Emotive reactions might be understandable but they also help achieve ISIL’s goals of the attacks, whether conducted in Paris, Beirut, Egypt or within territory the group controls in Syria and Iraq. Some of the tourists who cancelled trips to Europe are Muslims who feared being caught up in the backlash by ignorant sections of the population who equate Islam with terrorism. In keeping with the phrase widely touted after the September 11 attacks 14 years ago, if we change our values and our way of life, the terrorists will have won.

Generating fear and discord is straight out of ISIL's playbook, as we have been reminded once again through the discovery of mass graves containing men, women and children on the outskirts of Sinjar. The retaking of this northern Iraqi town by Kurdish forces after a year under ISIL control ought to have provided a moment of celebration, only to be utterly eclipsed by the carnage in France and Lebanon.
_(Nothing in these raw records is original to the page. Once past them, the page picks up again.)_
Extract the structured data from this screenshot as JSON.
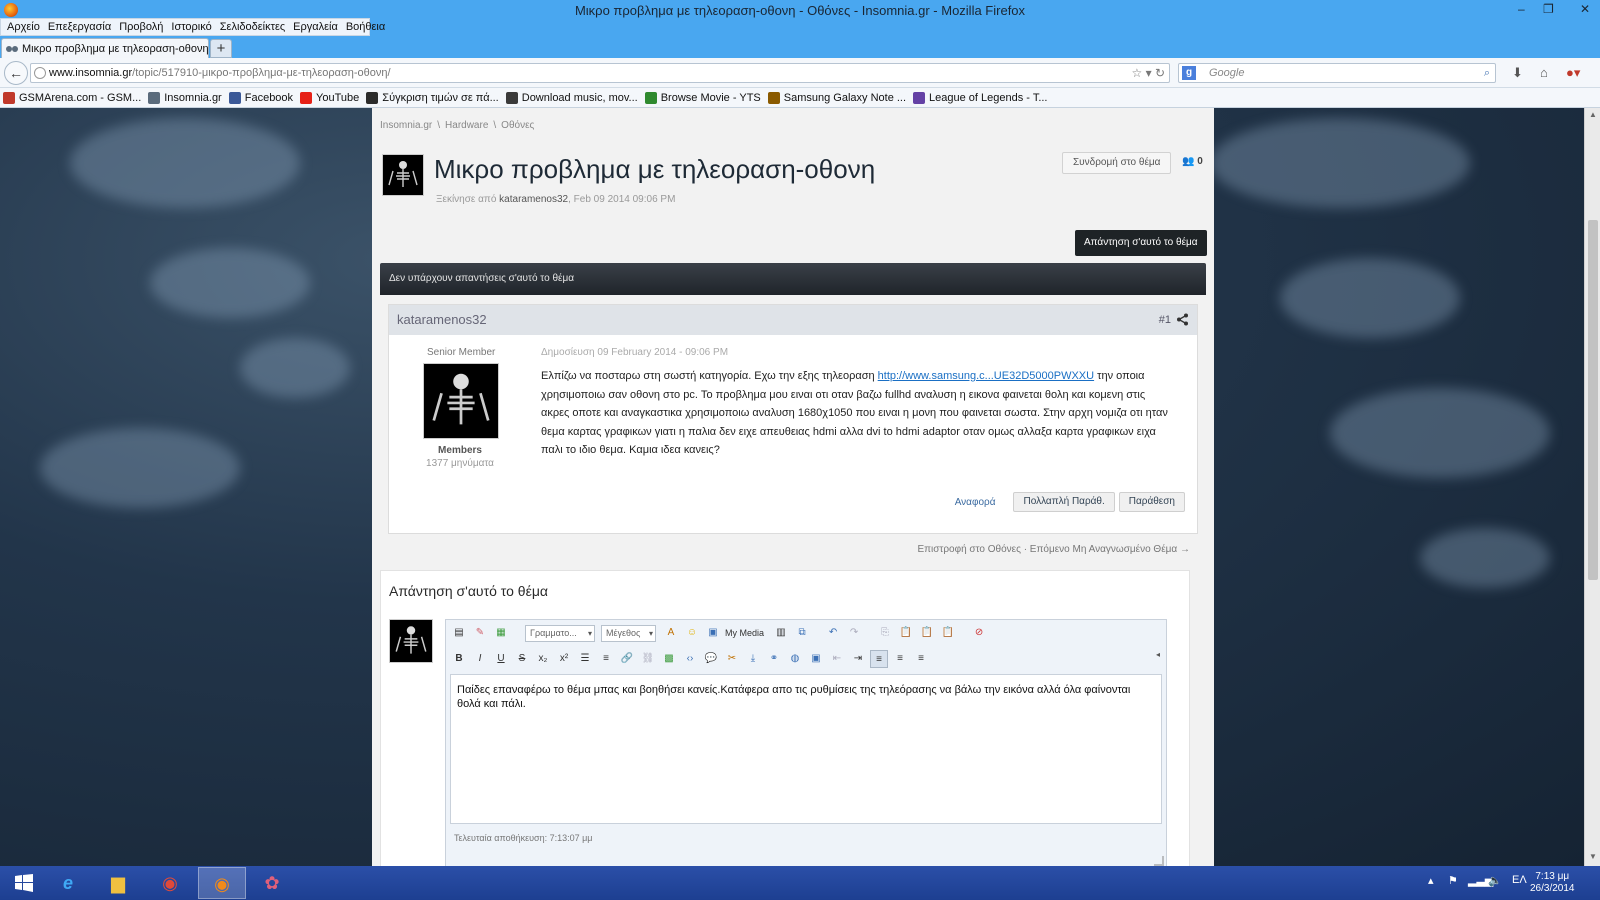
{
  "window": {
    "title": "Μικρο προβλημα με τηλεοραση-οθονη - Οθόνες - Insomnia.gr - Mozilla Firefox",
    "controls": [
      "–",
      "❐",
      "✕"
    ]
  },
  "menu": [
    "Αρχείο",
    "Επεξεργασία",
    "Προβολή",
    "Ιστορικό",
    "Σελιδοδείκτες",
    "Εργαλεία",
    "Βοήθεια"
  ],
  "tab": {
    "label": "Μικρο προβλημα με τηλεοραση-οθονη ...",
    "new_tab": "+"
  },
  "nav": {
    "back": "←",
    "url_host": "www.insomnia.gr",
    "url_path": "/topic/517910-μικρο-προβλημα-με-τηλεοραση-οθονη/",
    "search_placeholder": "Google",
    "search_engine_glyph": "g"
  },
  "bookmarks": [
    {
      "label": "GSMArena.com - GSM...",
      "color": "#c0392b"
    },
    {
      "label": "Insomnia.gr",
      "color": "#5a6b7c"
    },
    {
      "label": "Facebook",
      "color": "#3b5998"
    },
    {
      "label": "YouTube",
      "color": "#e62117"
    },
    {
      "label": "Σύγκριση τιμών σε πά...",
      "color": "#2c2c2c"
    },
    {
      "label": "Download music, mov...",
      "color": "#3a3a3a"
    },
    {
      "label": "Browse Movie - YTS",
      "color": "#2f8a2f"
    },
    {
      "label": "Samsung Galaxy Note ...",
      "color": "#8a5a00"
    },
    {
      "label": "League of Legends - T...",
      "color": "#6441a5"
    }
  ],
  "breadcrumb": [
    "Insomnia.gr",
    "Hardware",
    "Οθόνες"
  ],
  "breadcrumb_sep": "\\",
  "topic": {
    "title": "Μικρο προβλημα με τηλεοραση-οθονη",
    "started_by_label": "Ξεκίνησε από",
    "author": "kataramenos32",
    "date": ", Feb 09 2014 09:06 PM",
    "follow_label": "Συνδρομή στο θέμα",
    "followers": "0",
    "reply_button": "Απάντηση σ'αυτό το θέμα",
    "no_replies": "Δεν υπάρχουν απαντήσεις σ'αυτό το θέμα"
  },
  "post": {
    "author": "kataramenos32",
    "number": "#1",
    "rank": "Senior Member",
    "group": "Members",
    "post_count": "1377 μηνύματα",
    "date": "Δημοσίευση 09 February 2014 - 09:06 PM",
    "body_before_link": "Ελπίζω να ποσταρω στη σωστή κατηγορία. Εχω την εξης τηλεοραση ",
    "link_text": "http://www.samsung.c...UE32D5000PWXXU",
    "body_after_link": " την οποια χρησιμοποιω σαν οθονη στο pc. Το προβλημα μου ειναι οτι οταν βαζω fullhd αναλυση η εικονα φαινεται θολη και κομενη στις ακρες οποτε και αναγκαστικα χρησιμοποιω αναλυση 1680χ1050 που ειναι η μονη που φαινεται σωστα. Στην αρχη νομιζα οτι ηταν θεμα καρτας γραφικων γιατι η παλια δεν ειχε απευθειας hdmi αλλα dvi to hdmi adaptor οταν ομως αλλαξα καρτα γραφικων ειχα παλι το ιδιο θεμα. Καμια ιδεα κανεις?",
    "report": "Αναφορά",
    "multiquote": "Πολλαπλή Παράθ.",
    "quote": "Παράθεση"
  },
  "return_links": "Επιστροφή στο Οθόνες · Επόμενο Μη Αναγνωσμένο Θέμα →",
  "reply": {
    "title": "Απάντηση σ'αυτό το θέμα",
    "font_select": "Γραμματο...",
    "size_select": "Μέγεθος",
    "my_media": "My Media",
    "text": "Παίδες επαναφέρω το θέμα μπας και βοηθήσει κανείς.Κατάφερα απο τις ρυθμίσεις της τηλεόρασης να βάλω την εικόνα αλλά όλα φαίνονται θολά και πάλι.",
    "autosave": "Τελευταία αποθήκευση: 7:13:07 μμ"
  },
  "taskbar": {
    "lang": "ΕΛ",
    "time": "7:13 μμ",
    "date": "26/3/2014"
  },
  "colors": {
    "accent": "#49a7f0",
    "link": "#1a6fc4",
    "dark_button": "#1e2326",
    "taskbar": "#1d3f91"
  }
}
We know from other towns freed from ISIL control that mass killings are a common tactic employed by the group, which seeks to rule through a combination of fear and violence.

Whether it is in towns like Sinjar or in Paris theatres, ISIL’s ethos and strategies are the antithesis of the values that underpin life in most of the world, where communities work together for the common good. The attacks in Paris and Beirut merely confirm what we have long known: that ISIL is loyal to nothing but its own warped misinterpretation of the message of Islam and the propagation of its own power.

Just as we have long known the nature of ISIL, so too the nuanced and appropriate response to the events in Paris and Beirut remains unchanged from before. ISIL has to be defeated not just militarily but even more importantly on the ideological battlefield, by offering a compelling counternarrative to the extremist ideology that unfortunately has appeal to disaffected youth across the globe. If we achieve that, ISIL’s brutality will achieve nothing.